This Great Movie Ride scene features "fake water" on the streets; look down sometime!
The cheap-out centerpiece remains; it's the 1989 rendering for the Disney-MGM Studios in its opening year. All the models and wall displays are changed out for MGM-specific stuff: models of the Great Movie Ride, Tower of Terror, and the hated sorcerer hat. This is clearly to celebrate the park's 20th anniversary, and it's undoubtedly months or years old by now. But it was new to me. I need to make my rounds more often!
Evil Tower… You R Doomed!
A tipster told me he found uncommonly fantastic prices at the Character Warehouse this past weekend, specifically on Disney Resort branded stuff. He mentioned a Fort Wilderness pullover parka, the sort of thing that usually costs $30 or even $50, on sale for about $16. He sniffed around and discovered all (or almost all?) the resort-specific stuff was being liquidated. Seems there's a movement about to replace it all with generic "One World" branded items that can be stocked anywhere.
New Epcot "retro" shirts; now in larger sizes – they got the message!
This sort of move happened years ago for the theme parks (though there's a bit of a resurgence now for park-specific and even attraction-specific items), so maybe it's the resorts' turn. Hopefully things don't get so generic that Disney feels no one wants resort-specific things anymore. This already happened with the refillable mugs, which were once themed to specific resorts, and are all now using the same WDW logo/design.

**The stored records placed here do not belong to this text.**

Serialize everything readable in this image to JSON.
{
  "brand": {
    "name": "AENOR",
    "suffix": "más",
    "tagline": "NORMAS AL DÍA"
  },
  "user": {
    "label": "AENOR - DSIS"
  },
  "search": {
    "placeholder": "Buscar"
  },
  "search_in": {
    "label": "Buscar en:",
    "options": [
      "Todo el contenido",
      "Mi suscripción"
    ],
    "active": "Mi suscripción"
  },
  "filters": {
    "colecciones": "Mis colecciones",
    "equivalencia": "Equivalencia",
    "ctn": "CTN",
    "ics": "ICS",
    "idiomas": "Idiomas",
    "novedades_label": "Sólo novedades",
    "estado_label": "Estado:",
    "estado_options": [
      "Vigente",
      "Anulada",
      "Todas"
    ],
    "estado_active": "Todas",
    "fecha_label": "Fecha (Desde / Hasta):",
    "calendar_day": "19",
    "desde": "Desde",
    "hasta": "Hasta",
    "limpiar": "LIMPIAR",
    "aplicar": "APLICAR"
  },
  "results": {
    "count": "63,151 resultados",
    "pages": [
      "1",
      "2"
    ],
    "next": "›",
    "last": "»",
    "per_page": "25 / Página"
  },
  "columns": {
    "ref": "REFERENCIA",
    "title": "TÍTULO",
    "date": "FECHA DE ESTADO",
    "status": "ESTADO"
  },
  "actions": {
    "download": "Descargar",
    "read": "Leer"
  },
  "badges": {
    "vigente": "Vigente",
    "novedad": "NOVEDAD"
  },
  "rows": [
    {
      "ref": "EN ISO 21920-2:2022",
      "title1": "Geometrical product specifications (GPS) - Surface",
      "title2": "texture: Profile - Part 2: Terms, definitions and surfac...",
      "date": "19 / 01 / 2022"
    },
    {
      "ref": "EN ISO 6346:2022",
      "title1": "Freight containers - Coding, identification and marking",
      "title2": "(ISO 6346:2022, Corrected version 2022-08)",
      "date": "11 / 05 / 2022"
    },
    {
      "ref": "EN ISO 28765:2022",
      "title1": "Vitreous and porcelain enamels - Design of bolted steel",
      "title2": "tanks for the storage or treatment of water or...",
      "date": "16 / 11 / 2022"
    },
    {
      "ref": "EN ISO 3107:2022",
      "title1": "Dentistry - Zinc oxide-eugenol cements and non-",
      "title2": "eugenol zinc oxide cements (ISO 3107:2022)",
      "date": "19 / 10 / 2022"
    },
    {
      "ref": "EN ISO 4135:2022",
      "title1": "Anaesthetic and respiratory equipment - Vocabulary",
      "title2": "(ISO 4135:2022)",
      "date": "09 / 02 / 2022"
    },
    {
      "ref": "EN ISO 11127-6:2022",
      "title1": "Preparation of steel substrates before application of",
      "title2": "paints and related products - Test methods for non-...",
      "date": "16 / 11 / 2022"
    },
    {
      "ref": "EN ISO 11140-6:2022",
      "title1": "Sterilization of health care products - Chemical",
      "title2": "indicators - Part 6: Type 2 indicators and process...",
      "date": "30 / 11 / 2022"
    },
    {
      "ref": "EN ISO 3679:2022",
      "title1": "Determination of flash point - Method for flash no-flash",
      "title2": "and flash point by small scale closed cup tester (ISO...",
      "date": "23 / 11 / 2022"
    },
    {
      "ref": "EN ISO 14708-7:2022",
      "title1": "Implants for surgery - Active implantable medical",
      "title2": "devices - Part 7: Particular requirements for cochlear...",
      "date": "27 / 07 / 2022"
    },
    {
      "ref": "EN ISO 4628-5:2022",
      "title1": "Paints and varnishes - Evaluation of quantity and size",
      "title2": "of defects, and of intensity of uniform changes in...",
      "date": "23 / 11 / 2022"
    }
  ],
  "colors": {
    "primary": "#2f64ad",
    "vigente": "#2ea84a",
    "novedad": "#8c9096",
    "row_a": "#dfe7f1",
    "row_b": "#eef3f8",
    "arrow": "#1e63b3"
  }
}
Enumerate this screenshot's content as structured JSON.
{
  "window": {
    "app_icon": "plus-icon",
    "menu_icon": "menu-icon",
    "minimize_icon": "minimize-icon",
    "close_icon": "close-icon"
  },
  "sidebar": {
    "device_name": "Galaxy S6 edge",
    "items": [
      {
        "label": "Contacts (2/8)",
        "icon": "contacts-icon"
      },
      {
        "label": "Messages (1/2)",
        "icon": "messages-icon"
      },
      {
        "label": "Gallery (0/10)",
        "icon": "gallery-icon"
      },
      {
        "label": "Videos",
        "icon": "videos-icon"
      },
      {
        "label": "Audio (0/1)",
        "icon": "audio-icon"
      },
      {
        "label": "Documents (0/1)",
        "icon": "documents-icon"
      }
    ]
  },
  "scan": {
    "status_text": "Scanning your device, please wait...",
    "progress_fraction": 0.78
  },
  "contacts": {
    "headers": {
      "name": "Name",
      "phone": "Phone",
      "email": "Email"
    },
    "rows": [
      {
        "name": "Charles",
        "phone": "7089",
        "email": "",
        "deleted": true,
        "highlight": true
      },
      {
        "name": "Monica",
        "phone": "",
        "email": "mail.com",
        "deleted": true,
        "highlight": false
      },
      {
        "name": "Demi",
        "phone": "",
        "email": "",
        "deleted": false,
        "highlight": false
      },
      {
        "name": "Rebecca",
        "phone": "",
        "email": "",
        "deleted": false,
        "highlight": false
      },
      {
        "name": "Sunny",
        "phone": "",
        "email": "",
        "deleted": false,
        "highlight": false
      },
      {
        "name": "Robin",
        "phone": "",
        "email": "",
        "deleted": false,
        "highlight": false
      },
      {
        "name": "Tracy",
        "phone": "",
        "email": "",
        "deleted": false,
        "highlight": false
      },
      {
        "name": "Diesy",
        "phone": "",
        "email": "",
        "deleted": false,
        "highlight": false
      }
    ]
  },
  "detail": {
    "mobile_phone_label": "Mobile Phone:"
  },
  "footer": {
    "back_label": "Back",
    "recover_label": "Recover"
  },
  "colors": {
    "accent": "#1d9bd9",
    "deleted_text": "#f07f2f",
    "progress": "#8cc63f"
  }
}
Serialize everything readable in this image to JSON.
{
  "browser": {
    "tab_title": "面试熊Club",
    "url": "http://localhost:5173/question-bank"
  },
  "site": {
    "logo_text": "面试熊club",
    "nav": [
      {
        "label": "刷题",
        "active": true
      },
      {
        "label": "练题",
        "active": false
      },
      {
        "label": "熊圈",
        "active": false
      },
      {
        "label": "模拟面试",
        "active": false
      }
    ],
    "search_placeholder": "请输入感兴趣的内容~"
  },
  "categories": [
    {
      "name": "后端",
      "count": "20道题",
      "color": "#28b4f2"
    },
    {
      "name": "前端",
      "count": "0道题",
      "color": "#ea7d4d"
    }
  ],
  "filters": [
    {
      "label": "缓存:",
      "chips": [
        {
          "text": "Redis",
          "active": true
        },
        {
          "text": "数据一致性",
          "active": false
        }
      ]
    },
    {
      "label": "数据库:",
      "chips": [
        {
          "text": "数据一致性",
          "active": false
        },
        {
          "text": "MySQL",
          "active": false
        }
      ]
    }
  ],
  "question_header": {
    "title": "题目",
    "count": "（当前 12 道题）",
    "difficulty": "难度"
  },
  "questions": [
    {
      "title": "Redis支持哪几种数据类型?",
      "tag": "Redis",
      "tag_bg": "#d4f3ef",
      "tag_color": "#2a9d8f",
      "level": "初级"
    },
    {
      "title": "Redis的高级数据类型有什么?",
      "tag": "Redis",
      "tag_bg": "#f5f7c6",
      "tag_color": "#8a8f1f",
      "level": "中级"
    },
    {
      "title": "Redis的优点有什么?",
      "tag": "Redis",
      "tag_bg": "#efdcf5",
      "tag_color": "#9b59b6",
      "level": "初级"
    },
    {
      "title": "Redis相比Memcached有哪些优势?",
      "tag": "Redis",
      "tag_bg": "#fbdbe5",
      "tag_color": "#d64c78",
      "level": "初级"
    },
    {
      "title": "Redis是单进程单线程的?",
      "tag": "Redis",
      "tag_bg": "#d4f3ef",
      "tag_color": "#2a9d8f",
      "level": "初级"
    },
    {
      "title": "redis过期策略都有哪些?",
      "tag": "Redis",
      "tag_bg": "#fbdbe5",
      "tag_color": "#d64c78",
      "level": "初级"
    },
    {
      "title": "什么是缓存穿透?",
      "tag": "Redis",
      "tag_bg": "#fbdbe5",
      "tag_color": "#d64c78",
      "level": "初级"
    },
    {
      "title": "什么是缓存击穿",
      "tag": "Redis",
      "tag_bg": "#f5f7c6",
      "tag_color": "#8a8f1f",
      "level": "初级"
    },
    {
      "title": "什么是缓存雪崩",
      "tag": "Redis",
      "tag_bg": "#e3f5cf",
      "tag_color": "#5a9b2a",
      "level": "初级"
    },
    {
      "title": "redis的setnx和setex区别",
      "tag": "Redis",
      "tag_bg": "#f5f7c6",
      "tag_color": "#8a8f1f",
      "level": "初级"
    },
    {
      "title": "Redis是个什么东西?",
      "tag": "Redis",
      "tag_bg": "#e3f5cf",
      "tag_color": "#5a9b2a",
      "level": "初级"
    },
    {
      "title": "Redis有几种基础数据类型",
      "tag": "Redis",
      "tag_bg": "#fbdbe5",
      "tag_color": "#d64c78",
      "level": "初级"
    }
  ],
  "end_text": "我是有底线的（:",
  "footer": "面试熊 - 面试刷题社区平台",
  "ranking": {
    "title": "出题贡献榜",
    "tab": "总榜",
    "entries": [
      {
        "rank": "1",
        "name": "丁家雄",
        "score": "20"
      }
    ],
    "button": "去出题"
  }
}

The Disney brand stands for many things, so many of them reflective of quality. Let's hope that the phrase "generic" doesn't become the newest association with it.